DATA RECORDS>
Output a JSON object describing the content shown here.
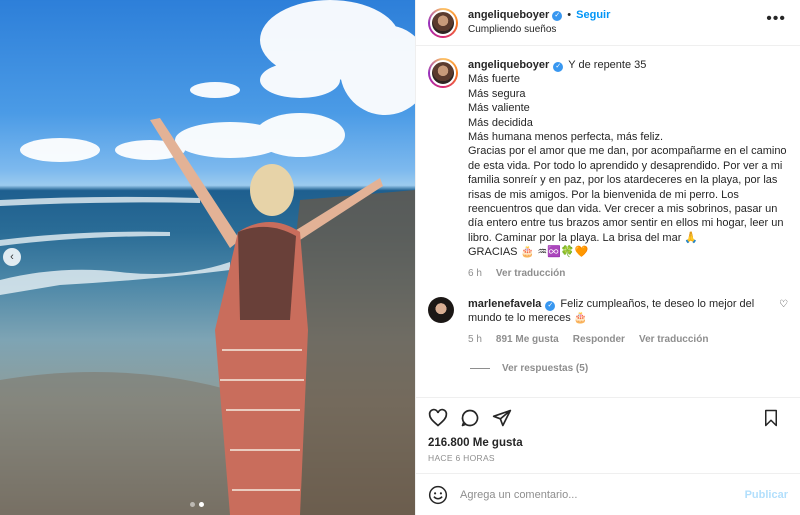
{
  "post": {
    "username": "angeliqueboyer",
    "follow_label": "Seguir",
    "subtitle": "Cumpliendo sueños",
    "more_label": "•••",
    "nav_prev": "‹"
  },
  "caption": {
    "username": "angeliqueboyer",
    "lines": [
      "Y de repente 35",
      "Más fuerte",
      "Más segura",
      "Más valiente",
      "Más decidida",
      "Más humana menos perfecta, más feliz.",
      "Gracias por el amor que me dan, por acompañarme en el camino de esta vida. Por todo lo aprendido y desaprendido. Por ver a mi familia sonreír y en paz, por los atardeceres en la playa, por las risas de mis amigos. Por la bienvenida de mi perro. Los reencuentros que dan vida. Ver crecer a mis sobrinos, pasar un día entero entre tus brazos amor sentir en ellos mi hogar, leer un libro. Caminar por la playa. La brisa del mar 🙏",
      "GRACIAS 🎂 ♒♾️🍀🧡"
    ],
    "time": "6 h",
    "translate": "Ver traducción"
  },
  "comment": {
    "username": "marlenefavela",
    "text": "Feliz cumpleaños, te deseo lo mejor del mundo te lo mereces 🎂",
    "time": "5 h",
    "likes": "891 Me gusta",
    "reply": "Responder",
    "translate": "Ver traducción",
    "heart": "♡"
  },
  "replies_label": "Ver respuestas (5)",
  "likes_count": "216.800 Me gusta",
  "timestamp": "HACE 6 HORAS",
  "add_comment": {
    "placeholder": "Agrega un comentario...",
    "publish": "Publicar"
  },
  "colors": {
    "accent": "#0095f6",
    "verified": "#3897f0",
    "muted": "#8e8e8e"
  }
}
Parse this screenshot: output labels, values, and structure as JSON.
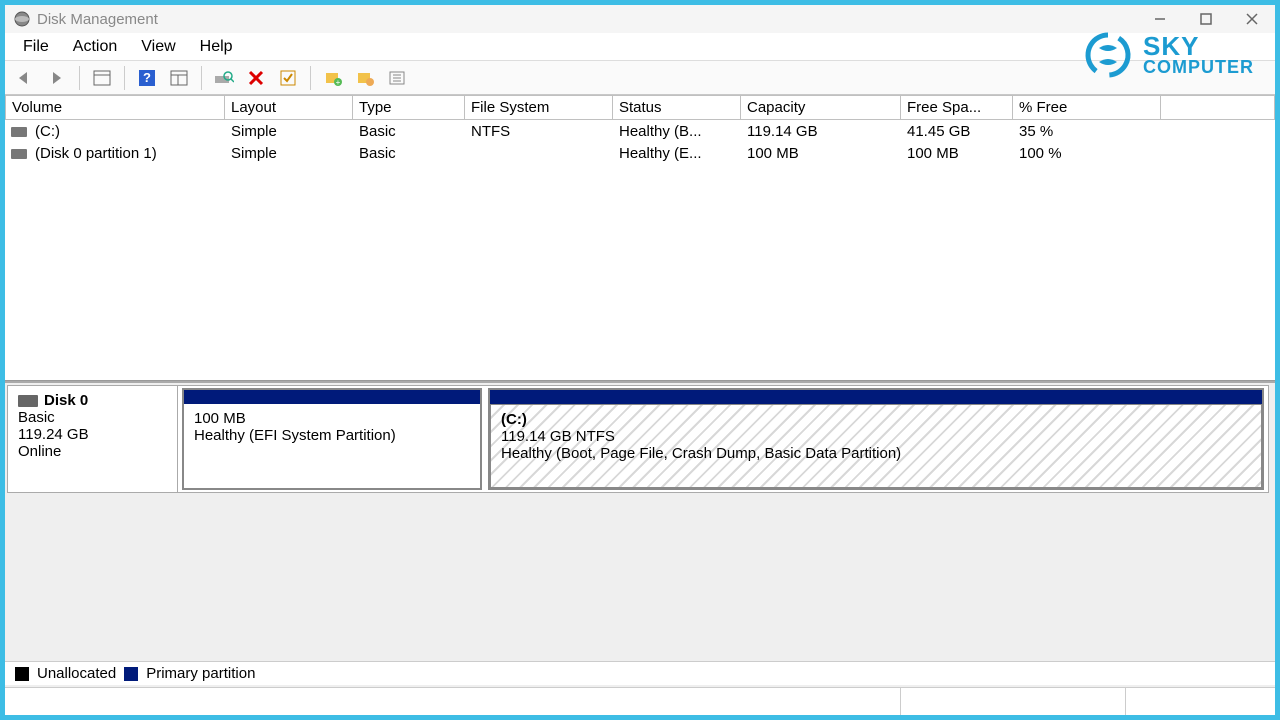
{
  "window": {
    "title": "Disk Management"
  },
  "menu": {
    "file": "File",
    "action": "Action",
    "view": "View",
    "help": "Help"
  },
  "logo": {
    "line1": "SKY",
    "line2": "COMPUTER"
  },
  "columns": {
    "volume": "Volume",
    "layout": "Layout",
    "type": "Type",
    "filesystem": "File System",
    "status": "Status",
    "capacity": "Capacity",
    "freespace": "Free Spa...",
    "pctfree": "% Free"
  },
  "rows": [
    {
      "volume": "(C:)",
      "layout": "Simple",
      "type": "Basic",
      "fs": "NTFS",
      "status": "Healthy (B...",
      "capacity": "119.14 GB",
      "free": "41.45 GB",
      "pct": "35 %"
    },
    {
      "volume": "(Disk 0 partition 1)",
      "layout": "Simple",
      "type": "Basic",
      "fs": "",
      "status": "Healthy (E...",
      "capacity": "100 MB",
      "free": "100 MB",
      "pct": "100 %"
    }
  ],
  "disk": {
    "name": "Disk 0",
    "type": "Basic",
    "size": "119.24 GB",
    "state": "Online",
    "parts": [
      {
        "title": "",
        "line2": "100 MB",
        "line3": "Healthy (EFI System Partition)"
      },
      {
        "title": "(C:)",
        "line2": "119.14 GB NTFS",
        "line3": "Healthy (Boot, Page File, Crash Dump, Basic Data Partition)"
      }
    ]
  },
  "legend": {
    "unallocated": "Unallocated",
    "primary": "Primary partition"
  }
}
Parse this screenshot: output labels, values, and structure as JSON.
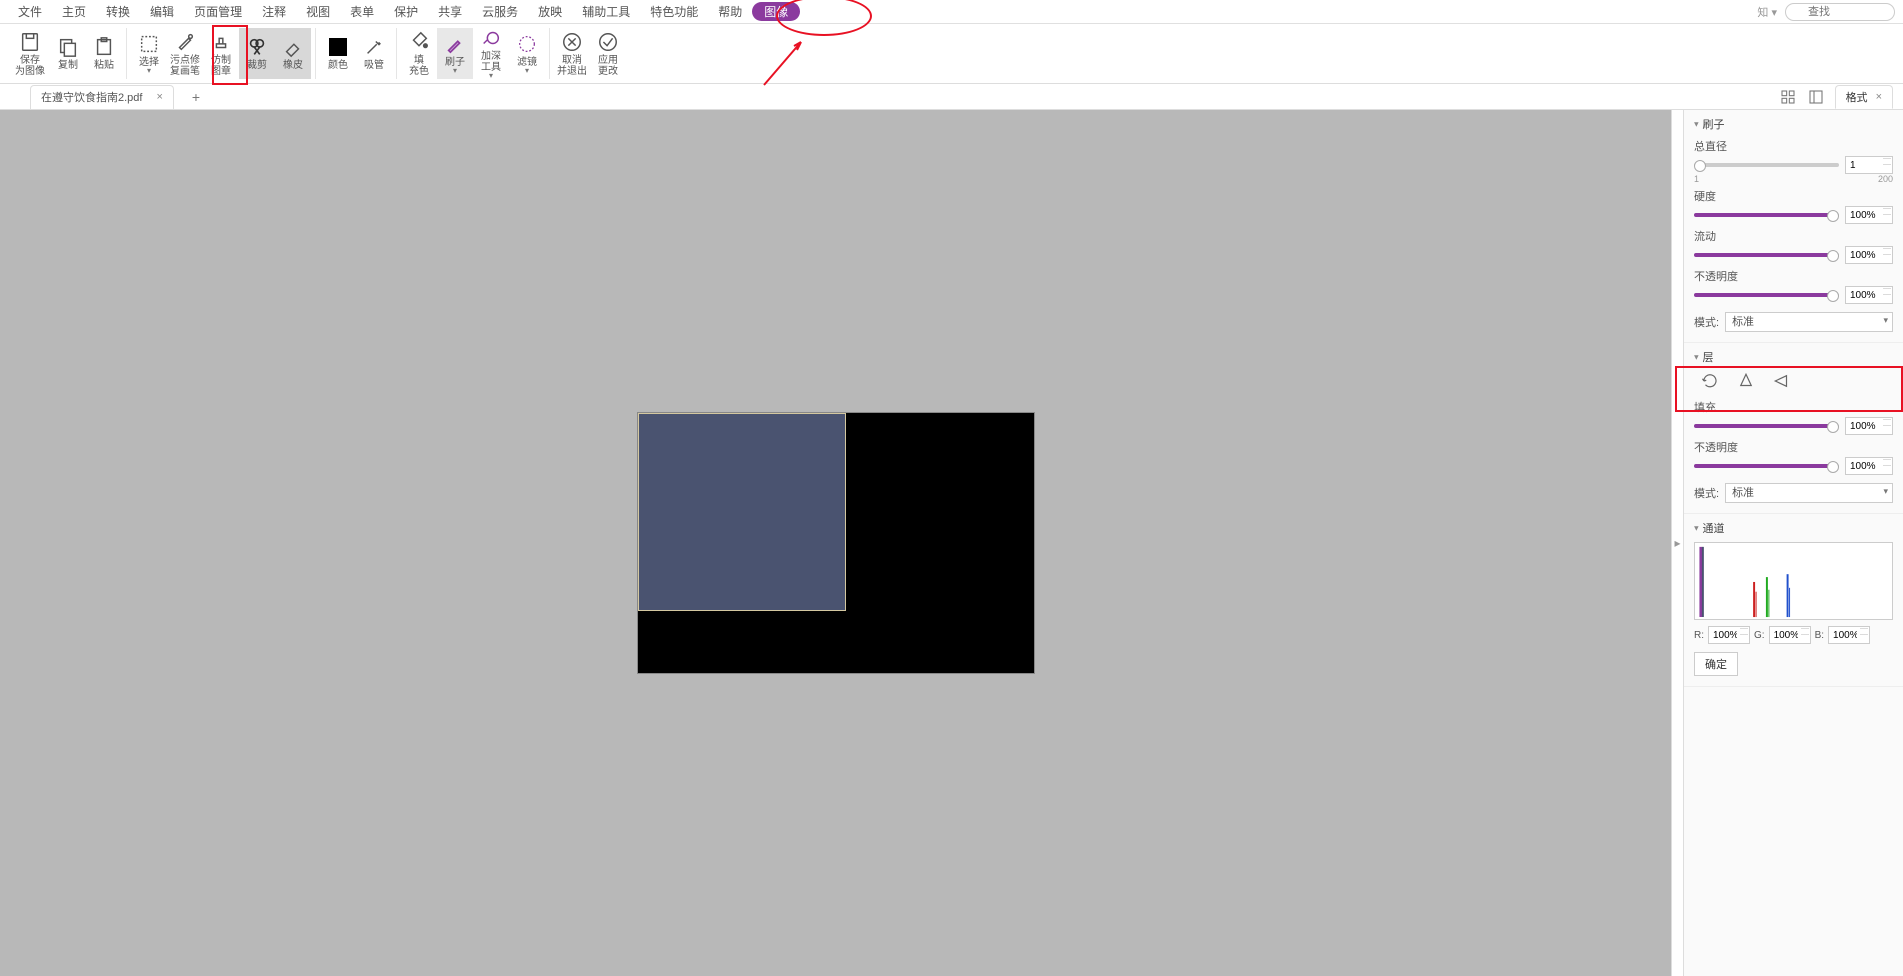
{
  "menu": {
    "items": [
      "文件",
      "主页",
      "转换",
      "编辑",
      "页面管理",
      "注释",
      "视图",
      "表单",
      "保护",
      "共享",
      "云服务",
      "放映",
      "辅助工具",
      "特色功能",
      "帮助",
      "图像"
    ],
    "active_index": 15,
    "zhi_label": "知 ▾",
    "search_placeholder": "查找"
  },
  "toolbar": {
    "g1": [
      {
        "label": "保存\n为图像",
        "name": "save-as-image"
      },
      {
        "label": "复制",
        "name": "copy"
      },
      {
        "label": "粘贴",
        "name": "paste"
      }
    ],
    "g2": [
      {
        "label": "选择",
        "name": "select",
        "dd": true
      },
      {
        "label": "污点修\n复画笔",
        "name": "spot-heal"
      },
      {
        "label": "仿制\n图章",
        "name": "clone-stamp"
      },
      {
        "label": "裁剪",
        "name": "crop",
        "selected": true
      },
      {
        "label": "橡皮",
        "name": "eraser",
        "selected": true
      }
    ],
    "g3": [
      {
        "label": "颜色",
        "name": "color"
      },
      {
        "label": "吸管",
        "name": "eyedropper"
      }
    ],
    "g4": [
      {
        "label": "填\n充色",
        "name": "fill"
      },
      {
        "label": "刷子",
        "name": "brush",
        "selected2": true,
        "dd": true
      },
      {
        "label": "加深\n工具",
        "name": "burn",
        "dd": true
      },
      {
        "label": "滤镜",
        "name": "filter",
        "dd": true
      }
    ],
    "g5": [
      {
        "label": "取消\n并退出",
        "name": "cancel-exit"
      },
      {
        "label": "应用\n更改",
        "name": "apply-changes"
      }
    ]
  },
  "tabs": {
    "file_name": "在遵守饮食指南2.pdf",
    "format_tab": "格式"
  },
  "panel": {
    "brush_section": "刷子",
    "diameter_label": "总直径",
    "diameter_value": "1",
    "diameter_min": "1",
    "diameter_max": "200",
    "hardness_label": "硬度",
    "hardness_value": "100%",
    "flow_label": "流动",
    "flow_value": "100%",
    "opacity_label": "不透明度",
    "opacity_value": "100%",
    "mode_label": "模式:",
    "mode_value": "标准",
    "layer_section": "层",
    "fill_label": "填充",
    "fill_value": "100%",
    "layer_opacity_label": "不透明度",
    "layer_opacity_value": "100%",
    "layer_mode_label": "模式:",
    "layer_mode_value": "标准",
    "channel_section": "通道",
    "r_label": "R:",
    "r_value": "100%",
    "g_label": "G:",
    "g_value": "100%",
    "b_label": "B:",
    "b_value": "100%",
    "confirm_label": "确定"
  }
}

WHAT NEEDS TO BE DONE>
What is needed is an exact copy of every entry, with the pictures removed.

SOLUTION TO THIS TASK>
Output a JSON object describing the content shown here.
{
  "post": {
    "username": "angeliqueboyer",
    "follow_label": "Seguir",
    "subtitle": "Cumpliendo sueños",
    "more_label": "•••",
    "nav_prev": "‹"
  },
  "caption": {
    "username": "angeliqueboyer",
    "lines": [
      "Y de repente 35",
      "Más fuerte",
      "Más segura",
      "Más valiente",
      "Más decidida",
      "Más humana menos perfecta, más feliz.",
      "Gracias por el amor que me dan, por acompañarme en el camino de esta vida. Por todo lo aprendido y desaprendido. Por ver a mi familia sonreír y en paz, por los atardeceres en la playa, por las risas de mis amigos. Por la bienvenida de mi perro. Los reencuentros que dan vida. Ver crecer a mis sobrinos, pasar un día entero entre tus brazos amor sentir en ellos mi hogar, leer un libro. Caminar por la playa. La brisa del mar 🙏",
      "GRACIAS 🎂 ♒♾️🍀🧡"
    ],
    "time": "6 h",
    "translate": "Ver traducción"
  },
  "comment": {
    "username": "marlenefavela",
    "text": "Feliz cumpleaños, te deseo lo mejor del mundo te lo mereces 🎂",
    "time": "5 h",
    "likes": "891 Me gusta",
    "reply": "Responder",
    "translate": "Ver traducción",
    "heart": "♡"
  },
  "replies_label": "Ver respuestas (5)",
  "likes_count": "216.800 Me gusta",
  "timestamp": "HACE 6 HORAS",
  "add_comment": {
    "placeholder": "Agrega un comentario...",
    "publish": "Publicar"
  },
  "colors": {
    "accent": "#0095f6",
    "verified": "#3897f0",
    "muted": "#8e8e8e"
  }
}
Parse this screenshot: output labels, values, and structure as JSON.
{
  "window": {
    "title": "Disk Management"
  },
  "menu": {
    "file": "File",
    "action": "Action",
    "view": "View",
    "help": "Help"
  },
  "logo": {
    "line1": "SKY",
    "line2": "COMPUTER"
  },
  "columns": {
    "volume": "Volume",
    "layout": "Layout",
    "type": "Type",
    "filesystem": "File System",
    "status": "Status",
    "capacity": "Capacity",
    "freespace": "Free Spa...",
    "pctfree": "% Free"
  },
  "rows": [
    {
      "volume": "(C:)",
      "layout": "Simple",
      "type": "Basic",
      "fs": "NTFS",
      "status": "Healthy (B...",
      "capacity": "119.14 GB",
      "free": "41.45 GB",
      "pct": "35 %"
    },
    {
      "volume": "(Disk 0 partition 1)",
      "layout": "Simple",
      "type": "Basic",
      "fs": "",
      "status": "Healthy (E...",
      "capacity": "100 MB",
      "free": "100 MB",
      "pct": "100 %"
    }
  ],
  "disk": {
    "name": "Disk 0",
    "type": "Basic",
    "size": "119.24 GB",
    "state": "Online",
    "parts": [
      {
        "title": "",
        "line2": "100 MB",
        "line3": "Healthy (EFI System Partition)"
      },
      {
        "title": "(C:)",
        "line2": "119.14 GB NTFS",
        "line3": "Healthy (Boot, Page File, Crash Dump, Basic Data Partition)"
      }
    ]
  },
  "legend": {
    "unallocated": "Unallocated",
    "primary": "Primary partition"
  }
}
Parse this screenshot: output labels, values, and structure as JSON.
{
  "menu": {
    "items": [
      "文件",
      "主页",
      "转换",
      "编辑",
      "页面管理",
      "注释",
      "视图",
      "表单",
      "保护",
      "共享",
      "云服务",
      "放映",
      "辅助工具",
      "特色功能",
      "帮助",
      "图像"
    ],
    "active_index": 15,
    "zhi_label": "知 ▾",
    "search_placeholder": "查找"
  },
  "toolbar": {
    "g1": [
      {
        "label": "保存\n为图像",
        "name": "save-as-image"
      },
      {
        "label": "复制",
        "name": "copy"
      },
      {
        "label": "粘贴",
        "name": "paste"
      }
    ],
    "g2": [
      {
        "label": "选择",
        "name": "select",
        "dd": true
      },
      {
        "label": "污点修\n复画笔",
        "name": "spot-heal"
      },
      {
        "label": "仿制\n图章",
        "name": "clone-stamp"
      },
      {
        "label": "裁剪",
        "name": "crop",
        "selected": true
      },
      {
        "label": "橡皮",
        "name": "eraser",
        "selected": true
      }
    ],
    "g3": [
      {
        "label": "颜色",
        "name": "color"
      },
      {
        "label": "吸管",
        "name": "eyedropper"
      }
    ],
    "g4": [
      {
        "label": "填\n充色",
        "name": "fill"
      },
      {
        "label": "刷子",
        "name": "brush",
        "selected2": true,
        "dd": true
      },
      {
        "label": "加深\n工具",
        "name": "burn",
        "dd": true
      },
      {
        "label": "滤镜",
        "name": "filter",
        "dd": true
      }
    ],
    "g5": [
      {
        "label": "取消\n并退出",
        "name": "cancel-exit"
      },
      {
        "label": "应用\n更改",
        "name": "apply-changes"
      }
    ]
  },
  "tabs": {
    "file_name": "在遵守饮食指南2.pdf",
    "format_tab": "格式"
  },
  "panel": {
    "brush_section": "刷子",
    "diameter_label": "总直径",
    "diameter_value": "1",
    "diameter_min": "1",
    "diameter_max": "200",
    "hardness_label": "硬度",
    "hardness_value": "100%",
    "flow_label": "流动",
    "flow_value": "100%",
    "opacity_label": "不透明度",
    "opacity_value": "100%",
    "mode_label": "模式:",
    "mode_value": "标准",
    "layer_section": "层",
    "fill_label": "填充",
    "fill_value": "100%",
    "layer_opacity_label": "不透明度",
    "layer_opacity_value": "100%",
    "layer_mode_label": "模式:",
    "layer_mode_value": "标准",
    "channel_section": "通道",
    "r_label": "R:",
    "r_value": "100%",
    "g_label": "G:",
    "g_value": "100%",
    "b_label": "B:",
    "b_value": "100%",
    "confirm_label": "确定"
  }
}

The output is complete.